PROBLEM TO SOLVE: Every entry below should be repeated exactly; the pictures should not.

##### STUDY MATERIAL

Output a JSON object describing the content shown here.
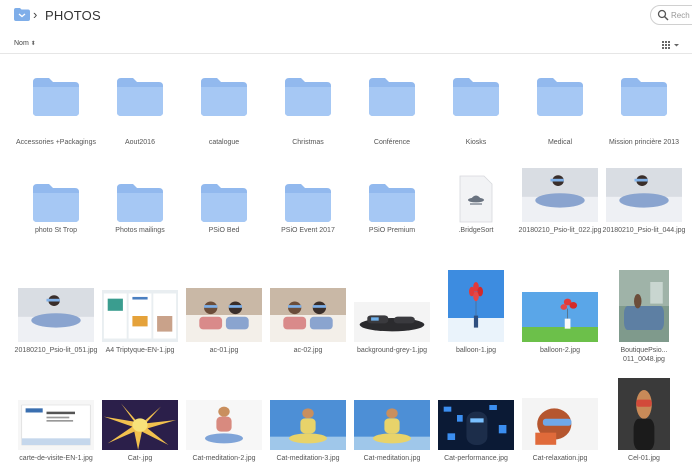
{
  "header": {
    "title": "PHOTOS",
    "search_placeholder": "Rech"
  },
  "toolbar": {
    "sort_label": "Nom"
  },
  "colors": {
    "folder": "#a6c8f4",
    "folder_tab": "#92b9ee",
    "accent": "#5b8fd6"
  },
  "items": [
    {
      "label": "Accessories +Packagings",
      "kind": "folder"
    },
    {
      "label": "Aout2016",
      "kind": "folder"
    },
    {
      "label": "catalogue",
      "kind": "folder"
    },
    {
      "label": "Christmas",
      "kind": "folder"
    },
    {
      "label": "Conférence",
      "kind": "folder"
    },
    {
      "label": "Kiosks",
      "kind": "folder"
    },
    {
      "label": "Medical",
      "kind": "folder"
    },
    {
      "label": "Mission princière 2013",
      "kind": "folder"
    },
    {
      "label": "photo St Trop",
      "kind": "folder"
    },
    {
      "label": "Photos mailings",
      "kind": "folder"
    },
    {
      "label": "PSiO Bed",
      "kind": "folder"
    },
    {
      "label": "PSiO Event 2017",
      "kind": "folder"
    },
    {
      "label": "PSiO Premium",
      "kind": "folder"
    },
    {
      "label": ".BridgeSort",
      "kind": "file",
      "icon": "bridge-file-icon"
    },
    {
      "label": "20180210_Psio-lit_022.jpg",
      "kind": "image",
      "icon": "bed-photo"
    },
    {
      "label": "20180210_Psio-lit_044.jpg",
      "kind": "image",
      "icon": "bed-photo"
    },
    {
      "label": "20180210_Psio-lit_051.jpg",
      "kind": "image",
      "icon": "bed-photo"
    },
    {
      "label": "A4 Triptyque-EN-1.jpg",
      "kind": "image",
      "icon": "brochure"
    },
    {
      "label": "ac-01.jpg",
      "kind": "image",
      "icon": "couple-bed"
    },
    {
      "label": "ac-02.jpg",
      "kind": "image",
      "icon": "couple-bed"
    },
    {
      "label": "background-grey-1.jpg",
      "kind": "image",
      "icon": "glasses"
    },
    {
      "label": "balloon-1.jpg",
      "kind": "image",
      "icon": "balloon"
    },
    {
      "label": "balloon-2.jpg",
      "kind": "image",
      "icon": "balloon-field"
    },
    {
      "label": "BoutiquePsio... 011_0048.jpg",
      "kind": "image",
      "icon": "shop"
    },
    {
      "label": "carte-de-visite-EN-1.jpg",
      "kind": "image",
      "icon": "card"
    },
    {
      "label": "Cat-.jpg",
      "kind": "image",
      "icon": "burst"
    },
    {
      "label": "Cat-meditation-2.jpg",
      "kind": "image",
      "icon": "meditation-white"
    },
    {
      "label": "Cat-meditation-3.jpg",
      "kind": "image",
      "icon": "meditation-blue"
    },
    {
      "label": "Cat-meditation.jpg",
      "kind": "image",
      "icon": "meditation-blue"
    },
    {
      "label": "Cat-performance.jpg",
      "kind": "image",
      "icon": "performance"
    },
    {
      "label": "Cat-relaxation.jpg",
      "kind": "image",
      "icon": "relaxation"
    },
    {
      "label": "Cel-01.jpg",
      "kind": "image",
      "icon": "portrait-dark"
    }
  ]
}
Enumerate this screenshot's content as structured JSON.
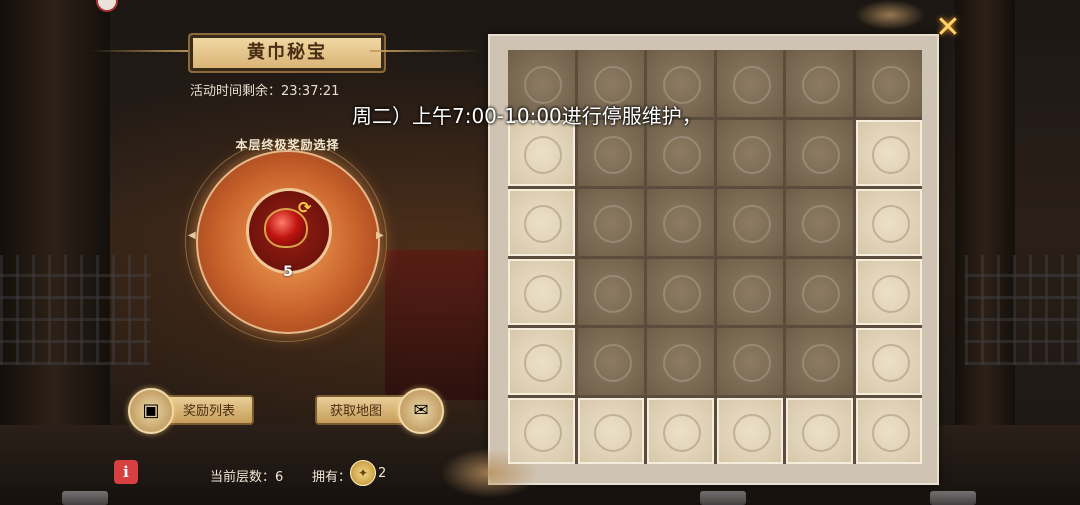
{
  "title": "黄巾秘宝",
  "timer": "活动时间剩余：23:37:21",
  "reward_section": {
    "label": "本层终极奖励选择",
    "item_count": "5"
  },
  "buttons": {
    "reward_list": "奖励列表",
    "get_map": "获取地图"
  },
  "footer": {
    "info_icon": "i",
    "current_layer": "当前层数：6",
    "own_label": "拥有：",
    "own_value": "2"
  },
  "notice": "周二）上午7:00-10:00进行停服维护，",
  "board": {
    "rows": 6,
    "cols": 6,
    "tiles": [
      "dark",
      "dark",
      "dark",
      "dark",
      "dark",
      "dark",
      "light",
      "dark",
      "dark",
      "dark",
      "dark",
      "light",
      "light",
      "dark",
      "dark",
      "dark",
      "dark",
      "light",
      "light",
      "dark",
      "dark",
      "dark",
      "dark",
      "light",
      "light",
      "dark",
      "dark",
      "dark",
      "dark",
      "light",
      "light",
      "light",
      "light",
      "light",
      "light",
      "light"
    ]
  },
  "icons": {
    "close": "close-icon",
    "refresh": "refresh-icon",
    "chest": "treasure-chest-icon",
    "map": "map-scroll-icon",
    "info": "info-icon",
    "map_token": "map-token-icon"
  },
  "colors": {
    "accent": "#ffd36a",
    "banner": "#e8cf97",
    "tile_dark": "#7d6b55",
    "tile_light": "#e2d4b8",
    "info_red": "#d64040"
  }
}
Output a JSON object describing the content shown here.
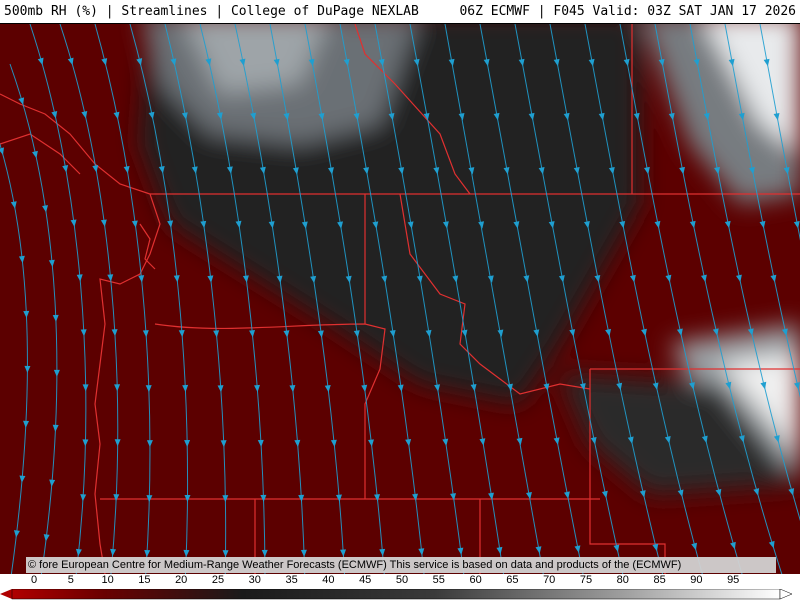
{
  "header": {
    "left": "500mb RH (%) | Streamlines | College of DuPage NEXLAB",
    "right": "06Z ECMWF | F045 Valid: 03Z SAT JAN 17 2026"
  },
  "credit": "© fore European Centre for Medium-Range Weather Forecasts (ECMWF)  This service is based on data and products of the (ECMWF)",
  "legend": {
    "ticks": [
      "0",
      "5",
      "10",
      "15",
      "20",
      "25",
      "30",
      "35",
      "40",
      "45",
      "50",
      "55",
      "60",
      "65",
      "70",
      "75",
      "80",
      "85",
      "90",
      "95"
    ]
  },
  "colors": {
    "dry": "#5a0000",
    "moist_mid": "#2a2a2a",
    "moist_high": "#ffffff",
    "streamline": "#1f9fd0",
    "border": "#e03030"
  },
  "icons": {
    "legend_left": "triangle-left-icon",
    "legend_right": "triangle-right-icon"
  }
}
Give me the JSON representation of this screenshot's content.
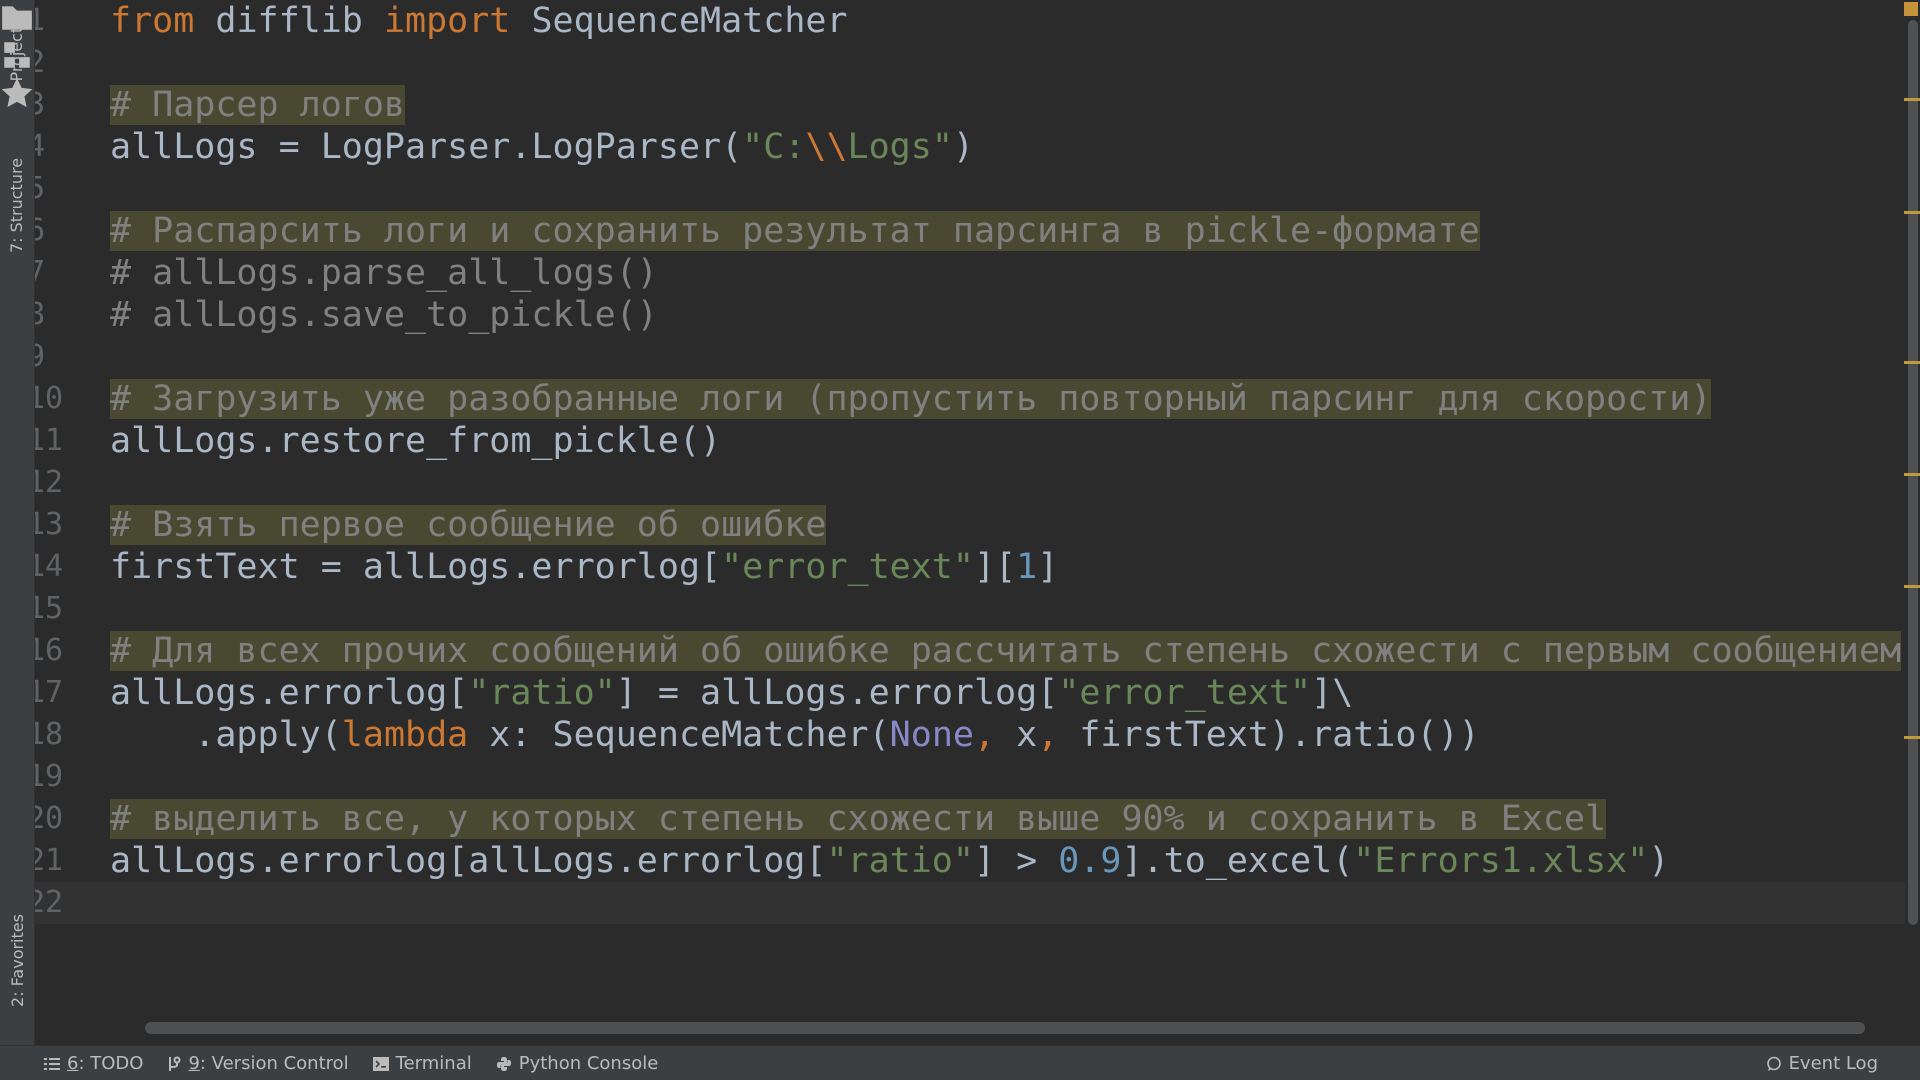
{
  "left_tools": {
    "project": "1: Project",
    "structure": "7: Structure",
    "favorites": "2: Favorites"
  },
  "editor": {
    "line_numbers": [
      "1",
      "2",
      "3",
      "4",
      "5",
      "6",
      "7",
      "8",
      "9",
      "10",
      "11",
      "12",
      "13",
      "14",
      "15",
      "16",
      "17",
      "18",
      "19",
      "20",
      "21",
      "22"
    ],
    "lines": [
      "from difflib import SequenceMatcher",
      "",
      "# Парсер логов",
      "allLogs = LogParser.LogParser(\"C:\\\\Logs\")",
      "",
      "# Распарсить логи и сохранить результат парсинга в pickle-формате",
      "# allLogs.parse_all_logs()",
      "# allLogs.save_to_pickle()",
      "",
      "# Загрузить уже разобранные логи (пропустить повторный парсинг для скорости)",
      "allLogs.restore_from_pickle()",
      "",
      "# Взять первое сообщение об ошибке",
      "firstText = allLogs.errorlog[\"error_text\"][1]",
      "",
      "# Для всех прочих сообщений об ошибке рассчитать степень схожести с первым сообщением",
      "allLogs.errorlog[\"ratio\"] = allLogs.errorlog[\"error_text\"]\\",
      "    .apply(lambda x: SequenceMatcher(None, x, firstText).ratio())",
      "",
      "# выделить все, у которых степень схожести выше 90% и сохранить в Excel",
      "allLogs.errorlog[allLogs.errorlog[\"ratio\"] > 0.9].to_excel(\"Errors1.xlsx\")",
      ""
    ],
    "current_line": 22
  },
  "bottom_tools": {
    "todo": {
      "num": "6",
      "label": ": TODO"
    },
    "vcs": {
      "num": "9",
      "label": ": Version Control"
    },
    "terminal": "Terminal",
    "python_console": "Python Console",
    "event_log": "Event Log"
  },
  "colors": {
    "background": "#2b2b2b",
    "keyword": "#cc7832",
    "string": "#6a8759",
    "number": "#6897bb",
    "comment": "#808080",
    "marker": "#bd9a3d"
  }
}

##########

YOUR RESPONSE:
Output a JSON object describing the content shown here.
{
  "header": {
    "title": "PHOTOS",
    "search_placeholder": "Rech"
  },
  "toolbar": {
    "sort_label": "Nom"
  },
  "colors": {
    "folder": "#a6c8f4",
    "folder_tab": "#92b9ee",
    "accent": "#5b8fd6"
  },
  "items": [
    {
      "label": "Accessories +Packagings",
      "kind": "folder"
    },
    {
      "label": "Aout2016",
      "kind": "folder"
    },
    {
      "label": "catalogue",
      "kind": "folder"
    },
    {
      "label": "Christmas",
      "kind": "folder"
    },
    {
      "label": "Conférence",
      "kind": "folder"
    },
    {
      "label": "Kiosks",
      "kind": "folder"
    },
    {
      "label": "Medical",
      "kind": "folder"
    },
    {
      "label": "Mission princière 2013",
      "kind": "folder"
    },
    {
      "label": "photo St Trop",
      "kind": "folder"
    },
    {
      "label": "Photos mailings",
      "kind": "folder"
    },
    {
      "label": "PSiO Bed",
      "kind": "folder"
    },
    {
      "label": "PSiO Event 2017",
      "kind": "folder"
    },
    {
      "label": "PSiO Premium",
      "kind": "folder"
    },
    {
      "label": ".BridgeSort",
      "kind": "file",
      "icon": "bridge-file-icon"
    },
    {
      "label": "20180210_Psio-lit_022.jpg",
      "kind": "image",
      "icon": "bed-photo"
    },
    {
      "label": "20180210_Psio-lit_044.jpg",
      "kind": "image",
      "icon": "bed-photo"
    },
    {
      "label": "20180210_Psio-lit_051.jpg",
      "kind": "image",
      "icon": "bed-photo"
    },
    {
      "label": "A4 Triptyque-EN-1.jpg",
      "kind": "image",
      "icon": "brochure"
    },
    {
      "label": "ac-01.jpg",
      "kind": "image",
      "icon": "couple-bed"
    },
    {
      "label": "ac-02.jpg",
      "kind": "image",
      "icon": "couple-bed"
    },
    {
      "label": "background-grey-1.jpg",
      "kind": "image",
      "icon": "glasses"
    },
    {
      "label": "balloon-1.jpg",
      "kind": "image",
      "icon": "balloon"
    },
    {
      "label": "balloon-2.jpg",
      "kind": "image",
      "icon": "balloon-field"
    },
    {
      "label": "BoutiquePsio... 011_0048.jpg",
      "kind": "image",
      "icon": "shop"
    },
    {
      "label": "carte-de-visite-EN-1.jpg",
      "kind": "image",
      "icon": "card"
    },
    {
      "label": "Cat-.jpg",
      "kind": "image",
      "icon": "burst"
    },
    {
      "label": "Cat-meditation-2.jpg",
      "kind": "image",
      "icon": "meditation-white"
    },
    {
      "label": "Cat-meditation-3.jpg",
      "kind": "image",
      "icon": "meditation-blue"
    },
    {
      "label": "Cat-meditation.jpg",
      "kind": "image",
      "icon": "meditation-blue"
    },
    {
      "label": "Cat-performance.jpg",
      "kind": "image",
      "icon": "performance"
    },
    {
      "label": "Cat-relaxation.jpg",
      "kind": "image",
      "icon": "relaxation"
    },
    {
      "label": "Cel-01.jpg",
      "kind": "image",
      "icon": "portrait-dark"
    }
  ]
}
Enumerate this screenshot's content as structured JSON.
{
  "title": "黄巾秘宝",
  "timer": "活动时间剩余：23:37:21",
  "reward_section": {
    "label": "本层终极奖励选择",
    "item_count": "5"
  },
  "buttons": {
    "reward_list": "奖励列表",
    "get_map": "获取地图"
  },
  "footer": {
    "info_icon": "i",
    "current_layer": "当前层数：6",
    "own_label": "拥有：",
    "own_value": "2"
  },
  "notice": "周二）上午7:00-10:00进行停服维护，",
  "board": {
    "rows": 6,
    "cols": 6,
    "tiles": [
      "dark",
      "dark",
      "dark",
      "dark",
      "dark",
      "dark",
      "light",
      "dark",
      "dark",
      "dark",
      "dark",
      "light",
      "light",
      "dark",
      "dark",
      "dark",
      "dark",
      "light",
      "light",
      "dark",
      "dark",
      "dark",
      "dark",
      "light",
      "light",
      "dark",
      "dark",
      "dark",
      "dark",
      "light",
      "light",
      "light",
      "light",
      "light",
      "light",
      "light"
    ]
  },
  "icons": {
    "close": "close-icon",
    "refresh": "refresh-icon",
    "chest": "treasure-chest-icon",
    "map": "map-scroll-icon",
    "info": "info-icon",
    "map_token": "map-token-icon"
  },
  "colors": {
    "accent": "#ffd36a",
    "banner": "#e8cf97",
    "tile_dark": "#7d6b55",
    "tile_light": "#e2d4b8",
    "info_red": "#d64040"
  }
}
Output a JSON object describing the content shown here.
{
  "header": {
    "left": "500mb RH (%) | Streamlines | College of DuPage NEXLAB",
    "right": "06Z ECMWF | F045 Valid: 03Z SAT JAN 17 2026"
  },
  "credit": "© fore European Centre for Medium-Range Weather Forecasts (ECMWF)  This service is based on data and products of the (ECMWF)",
  "legend": {
    "ticks": [
      "0",
      "5",
      "10",
      "15",
      "20",
      "25",
      "30",
      "35",
      "40",
      "45",
      "50",
      "55",
      "60",
      "65",
      "70",
      "75",
      "80",
      "85",
      "90",
      "95"
    ]
  },
  "colors": {
    "dry": "#5a0000",
    "moist_mid": "#2a2a2a",
    "moist_high": "#ffffff",
    "streamline": "#1f9fd0",
    "border": "#e03030"
  },
  "icons": {
    "legend_left": "triangle-left-icon",
    "legend_right": "triangle-right-icon"
  }
}
Give me the JSON representation of this screenshot's content.
{
  "left_tools": {
    "project": "1: Project",
    "structure": "7: Structure",
    "favorites": "2: Favorites"
  },
  "editor": {
    "line_numbers": [
      "1",
      "2",
      "3",
      "4",
      "5",
      "6",
      "7",
      "8",
      "9",
      "10",
      "11",
      "12",
      "13",
      "14",
      "15",
      "16",
      "17",
      "18",
      "19",
      "20",
      "21",
      "22"
    ],
    "lines": [
      "from difflib import SequenceMatcher",
      "",
      "# Парсер логов",
      "allLogs = LogParser.LogParser(\"C:\\\\Logs\")",
      "",
      "# Распарсить логи и сохранить результат парсинга в pickle-формате",
      "# allLogs.parse_all_logs()",
      "# allLogs.save_to_pickle()",
      "",
      "# Загрузить уже разобранные логи (пропустить повторный парсинг для скорости)",
      "allLogs.restore_from_pickle()",
      "",
      "# Взять первое сообщение об ошибке",
      "firstText = allLogs.errorlog[\"error_text\"][1]",
      "",
      "# Для всех прочих сообщений об ошибке рассчитать степень схожести с первым сообщением",
      "allLogs.errorlog[\"ratio\"] = allLogs.errorlog[\"error_text\"]\\",
      "    .apply(lambda x: SequenceMatcher(None, x, firstText).ratio())",
      "",
      "# выделить все, у которых степень схожести выше 90% и сохранить в Excel",
      "allLogs.errorlog[allLogs.errorlog[\"ratio\"] > 0.9].to_excel(\"Errors1.xlsx\")",
      ""
    ],
    "current_line": 22
  },
  "bottom_tools": {
    "todo": {
      "num": "6",
      "label": ": TODO"
    },
    "vcs": {
      "num": "9",
      "label": ": Version Control"
    },
    "terminal": "Terminal",
    "python_console": "Python Console",
    "event_log": "Event Log"
  },
  "colors": {
    "background": "#2b2b2b",
    "keyword": "#cc7832",
    "string": "#6a8759",
    "number": "#6897bb",
    "comment": "#808080",
    "marker": "#bd9a3d"
  }
}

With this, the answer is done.